The Cohutta Chapter of Trout Unlimited and the Cherokee County Homeless Veterans Program partnered to create a free fly fishing program for disabled and older veterans in Cherokee County.
The classes take place at the Boys and Girls Club, 1082 Univeter Road in Canton. The four-week program, which started on Feb. 13, is led by chapter instructors and provides several classroom instructions including introduction to fly fishing, equipment used, safety, lines, leaders and knots, clean water conservation and insect life, places to fish, fly tying and fly casting.
The program will culminate in a go fishing day on April 16 at Frog Hollow Fly Fishing on the Chestatee River.
“We are trying to look at how we can get veterans who are homebound, disabled, elderly, etc., out into society,” said Jim Lindenmayer, director of the Cherokee County Homeless Veterans Program. “We have taken it upon ourselves to help out these veterans who are in need of help.”
One of the many veterans who takes part in this program is Donna Bell. Bell suffers from post-traumatic stress disorder. She said that she was in a self-induced incarceration at her townhouse and she would never come out. Bell said that this program has made her leave her townhouse and experience the outside world again.
Another veteran that has been helped through this program is John Engstrom. Engstrom, like Bell, has post-traumatic stress disorder. He said that this is a program that he has never had the opportunity to experience before.
“I grew up in New York so I never went fly fishing, but when Jim (Lindenmayer) contacted me about this program, I wanted to take part in it because he has done so much for me,” Engstrom said. “I recently started tying flies, which is something I didn’t think I would ever be able to do after suffering second and third-degree burns on my hands when I was in the Army.”
Engstrom also said that he has enjoyed meeting all of the veterans and instructors who are taking part in the program.
“I have PTSD, so going out and meeting and talking with all these people has really helped me a lot,” Engstrom said.
Rob Hilkin, member on the board of directors of the Cohutta Chapter of Trout Unlimited and leader of the program, said that it has been enjoyable for the volunteers of Trout Unlimited and the feedback from the veterans who are taking part in the program has been positive.
“There was a gentleman that attended the last class that had a brain injury,” Hilkin said. “He sat up front during the fly tying exercise and after about a half hour of watching the other veterans tie the flies together, he wanted to give it a try. He ended up tying a San Juan Worm, which is a basic fly, but he was so delighted that he was able to tie a fly.”
Don Thomson, president of the Cohutta Chapter, added that the program has been successful in many aspects so far and he is happy that it has allowed the veterans a chance to get out of the house and participate in many activities and learn new concepts.

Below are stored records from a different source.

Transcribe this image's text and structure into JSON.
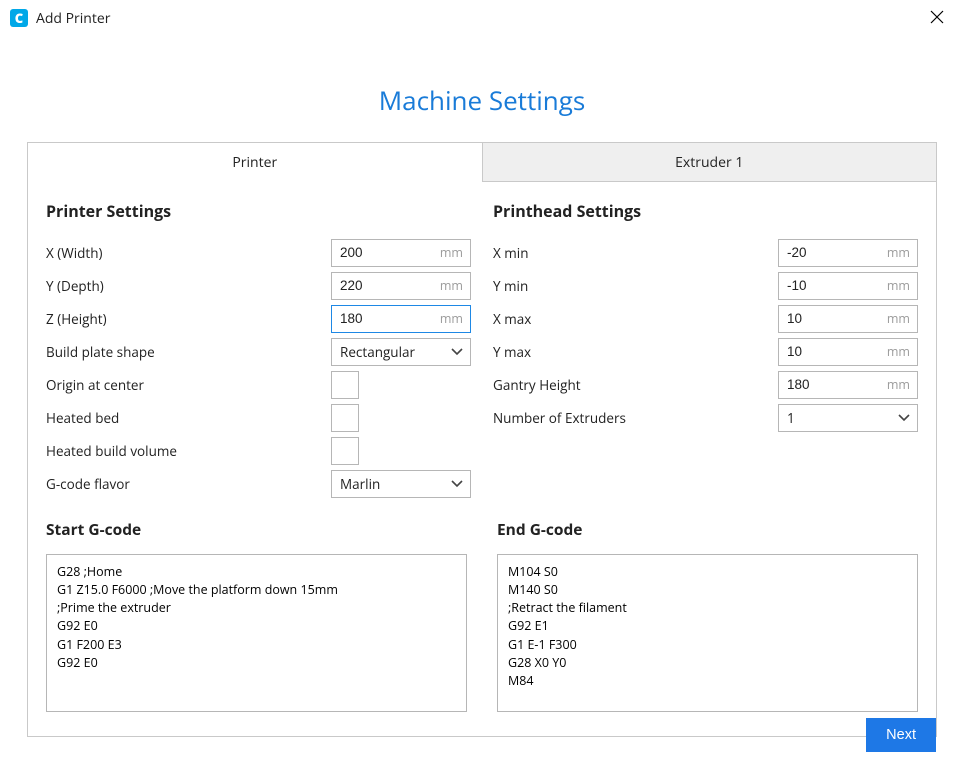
{
  "window": {
    "title": "Add Printer",
    "app_icon_letter": "C"
  },
  "heading": "Machine Settings",
  "tabs": {
    "printer": "Printer",
    "extruder1": "Extruder 1"
  },
  "printer_settings": {
    "title": "Printer Settings",
    "rows": {
      "x_width": {
        "label": "X (Width)",
        "value": "200",
        "unit": "mm"
      },
      "y_depth": {
        "label": "Y (Depth)",
        "value": "220",
        "unit": "mm"
      },
      "z_height": {
        "label": "Z (Height)",
        "value": "180",
        "unit": "mm"
      },
      "build_plate": {
        "label": "Build plate shape",
        "value": "Rectangular"
      },
      "origin_center": {
        "label": "Origin at center"
      },
      "heated_bed": {
        "label": "Heated bed"
      },
      "heated_volume": {
        "label": "Heated build volume"
      },
      "gcode_flavor": {
        "label": "G-code flavor",
        "value": "Marlin"
      }
    }
  },
  "printhead_settings": {
    "title": "Printhead Settings",
    "rows": {
      "x_min": {
        "label": "X min",
        "value": "-20",
        "unit": "mm"
      },
      "y_min": {
        "label": "Y min",
        "value": "-10",
        "unit": "mm"
      },
      "x_max": {
        "label": "X max",
        "value": "10",
        "unit": "mm"
      },
      "y_max": {
        "label": "Y max",
        "value": "10",
        "unit": "mm"
      },
      "gantry": {
        "label": "Gantry Height",
        "value": "180",
        "unit": "mm"
      },
      "extruders": {
        "label": "Number of Extruders",
        "value": "1"
      }
    }
  },
  "start_gcode": {
    "title": "Start G-code",
    "content": "G28 ;Home\nG1 Z15.0 F6000 ;Move the platform down 15mm\n;Prime the extruder\nG92 E0\nG1 F200 E3\nG92 E0"
  },
  "end_gcode": {
    "title": "End G-code",
    "content": "M104 S0\nM140 S0\n;Retract the filament\nG92 E1\nG1 E-1 F300\nG28 X0 Y0\nM84"
  },
  "buttons": {
    "next": "Next"
  }
}
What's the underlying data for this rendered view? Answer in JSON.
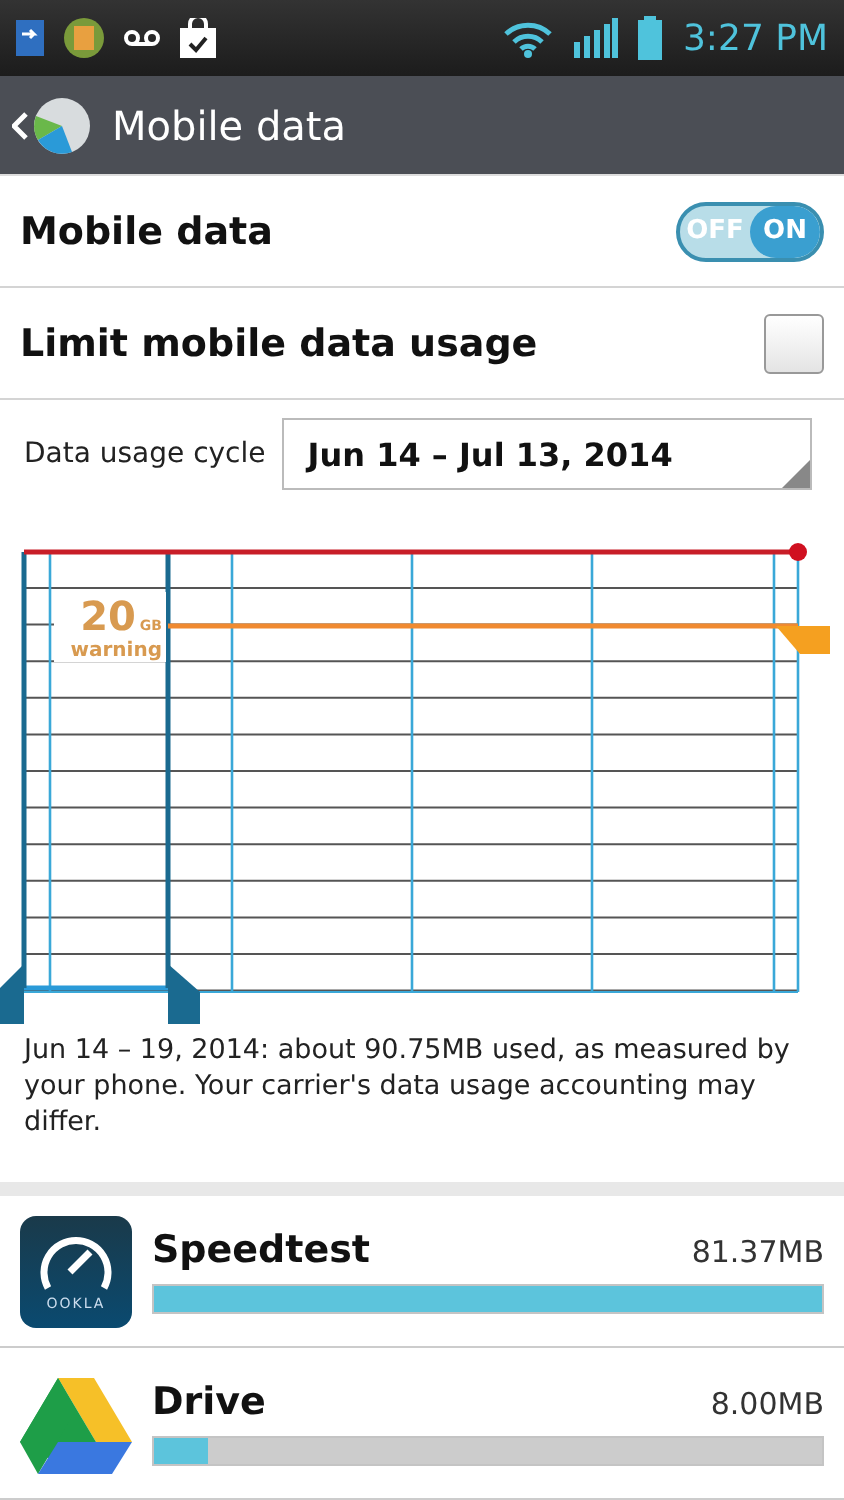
{
  "status_bar": {
    "time": "3:27 PM"
  },
  "action_bar": {
    "title": "Mobile data"
  },
  "settings": [
    {
      "kind": "switch",
      "label": "Mobile data",
      "off_label": "OFF",
      "on_label": "ON",
      "on": true
    },
    {
      "kind": "checkbox",
      "label": "Limit mobile data usage",
      "checked": false
    }
  ],
  "cycle": {
    "label": "Data usage cycle",
    "value": "Jun 14 – Jul 13, 2014"
  },
  "chart": {
    "warning_value": "20",
    "warning_unit": "GB",
    "warning_label": "warning"
  },
  "summary": "Jun 14 – 19, 2014: about 90.75MB used, as measured by your phone. Your carrier's data usage accounting may differ.",
  "apps": [
    {
      "name": "Speedtest",
      "usage": "81.37MB",
      "level": 1.0,
      "kind": "gauge",
      "icon_text": "OOKLA"
    },
    {
      "name": "Drive",
      "usage": "8.00MB",
      "level": 0.08,
      "kind": "triangle"
    }
  ]
}
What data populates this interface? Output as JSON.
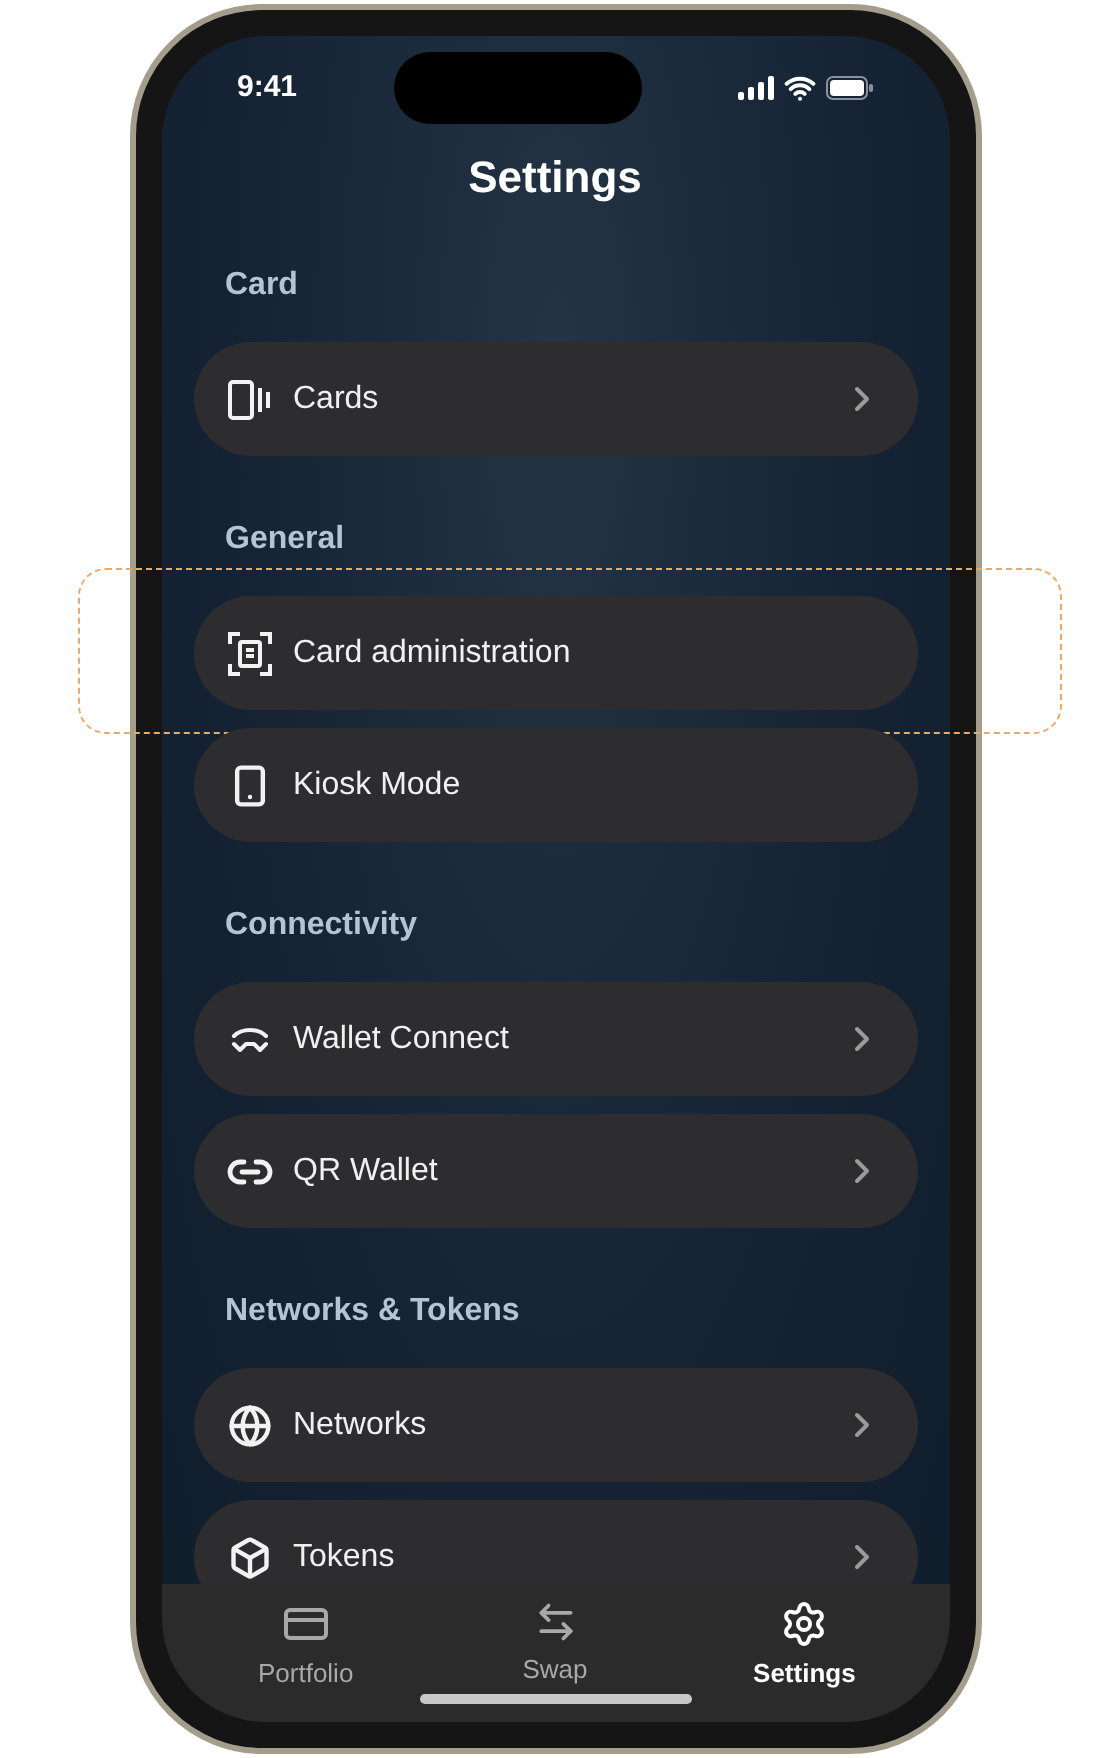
{
  "status_bar": {
    "time": "9:41"
  },
  "title": "Settings",
  "sections": [
    {
      "header": "Card",
      "items": [
        {
          "label": "Cards",
          "chevron": true,
          "highlighted": false
        }
      ]
    },
    {
      "header": "General",
      "items": [
        {
          "label": "Card administration",
          "chevron": false,
          "highlighted": true
        },
        {
          "label": "Kiosk Mode",
          "chevron": false,
          "highlighted": false
        }
      ]
    },
    {
      "header": "Connectivity",
      "items": [
        {
          "label": "Wallet Connect",
          "chevron": true,
          "highlighted": false
        },
        {
          "label": "QR Wallet",
          "chevron": true,
          "highlighted": false
        }
      ]
    },
    {
      "header": "Networks & Tokens",
      "items": [
        {
          "label": "Networks",
          "chevron": true,
          "highlighted": false
        },
        {
          "label": "Tokens",
          "chevron": true,
          "highlighted": false
        }
      ]
    }
  ],
  "tab_bar": [
    {
      "label": "Portfolio",
      "selected": false
    },
    {
      "label": "Swap",
      "selected": false
    },
    {
      "label": "Settings",
      "selected": true
    }
  ]
}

Trout Unlimited is a national nonprofit organization that focuses on the conservation of freshwater streams and rivers, as well as the education of youths and adults. The Cohutta chapter has locations in Cherokee, Cobb and other counties throughout Georgia.
The organization offers an environmental education program in which students, grades K-12, raise trout from eggs to fry, monitor tank water quality, engage in stream habitat study, learn to appreciate water resources, begin to foster a conservation ethic and grow to understand ecosystems. Most programs end the year by releasing their trout in a state-approved stream near the school or within a nearby watershed.
For more information on the Cohutta Chapter of Trout Unlimited, visit www.tucohutta.org. For more information on the Cherokee County Homeless Veterans Program and the American Legion, which is the largest veteran support group in the U.S., visit www.legion.org.